Now the air snags and eddies round them the way a river
Snags and eddies round a sunken rust-red engine.
They concentrate my attention, that was happy
Playing and resting without committing itself.
The walls, also, seem to be warming themselves.
The tulips should be behind bars like dangerous animals;
They are opening like the mouth of some great African cat,
And I am aware of my heart: it opens and closes
Its bowl of red blooms out of sheer love of me.
The water I taste is warm and salt, like the sea,
And comes from a country far away as health.


Not wanting to leave you with such dark thoughts, dear reader, (although they are understandable), you can also bear in mind that performers, such as Gold-Diggers and Tiny Tim, perceived tulips in a different way, as you may know from the lyrics posted below of

Tip Toe Through the Tulips.
Tiptoe through the window
By the window, that is where I'll be
Come tiptoe through the tulips with me
Knee deep in flowers we'll stray
We'll keep the showers away
And if i kiss you in the garden. in the moonlight
Will you pardon me?
And tiptoe through the tulips with me.



And with that dear reader, I invite you as spring progresses, to come tip-toe through the store-front of my web-site, where  I offer a collection of invitations that preserve a moment in time, event program covers that enhance any occasion, and greeting cards that are about more than communication, using images that are inspired from my terrace garden.


Patricia Youngquist uses words and images to tell stories about her passions. Based in New York, she currently is authoring a series of nature books on birds of the city. Now in Apple’s iBooks store @ https://itunes.apple.com/us/book/words-in-our-beak/id1010889086?mt=11

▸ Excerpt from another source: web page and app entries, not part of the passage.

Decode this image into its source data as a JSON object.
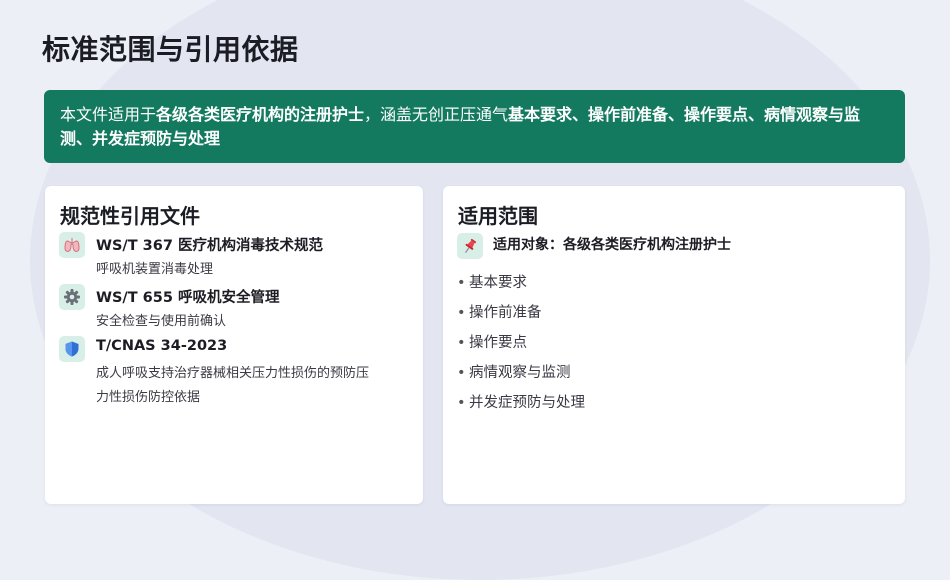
{
  "title": "标准范围与引用依据",
  "banner": {
    "t1": "本文件适用于",
    "b1": "各级各类医疗机构的注册护士",
    "t2": "，涵盖无创正压通气",
    "b2": "基本要求、操作前准备、操作要点、病情观察与监测、并发症预防与处理"
  },
  "left": {
    "title": "规范性引用文件",
    "refs": [
      {
        "icon": "lung-icon",
        "code": "WS/T 367  医疗机构消毒技术规范",
        "desc": "呼吸机装置消毒处理"
      },
      {
        "icon": "gear-icon",
        "code": "WS/T 655  呼吸机安全管理",
        "desc": "安全检查与使用前确认"
      },
      {
        "icon": "shield-icon",
        "code": "T/CNAS 34-2023",
        "desc": "成人呼吸支持治疗器械相关压力性损伤的预防压力性损伤防控依据"
      }
    ]
  },
  "right": {
    "title": "适用范围",
    "target_icon": "pushpin-icon",
    "target": "适用对象：各级各类医疗机构注册护士",
    "bullet": "•",
    "items": [
      "基本要求",
      "操作前准备",
      "操作要点",
      "病情观察与监测",
      "并发症预防与处理"
    ]
  },
  "colors": {
    "accent": "#137a60",
    "icon_bg": "#d8efe8"
  }
}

No comments:

Post a Comment

Note: Only a member of this blog may post a comment.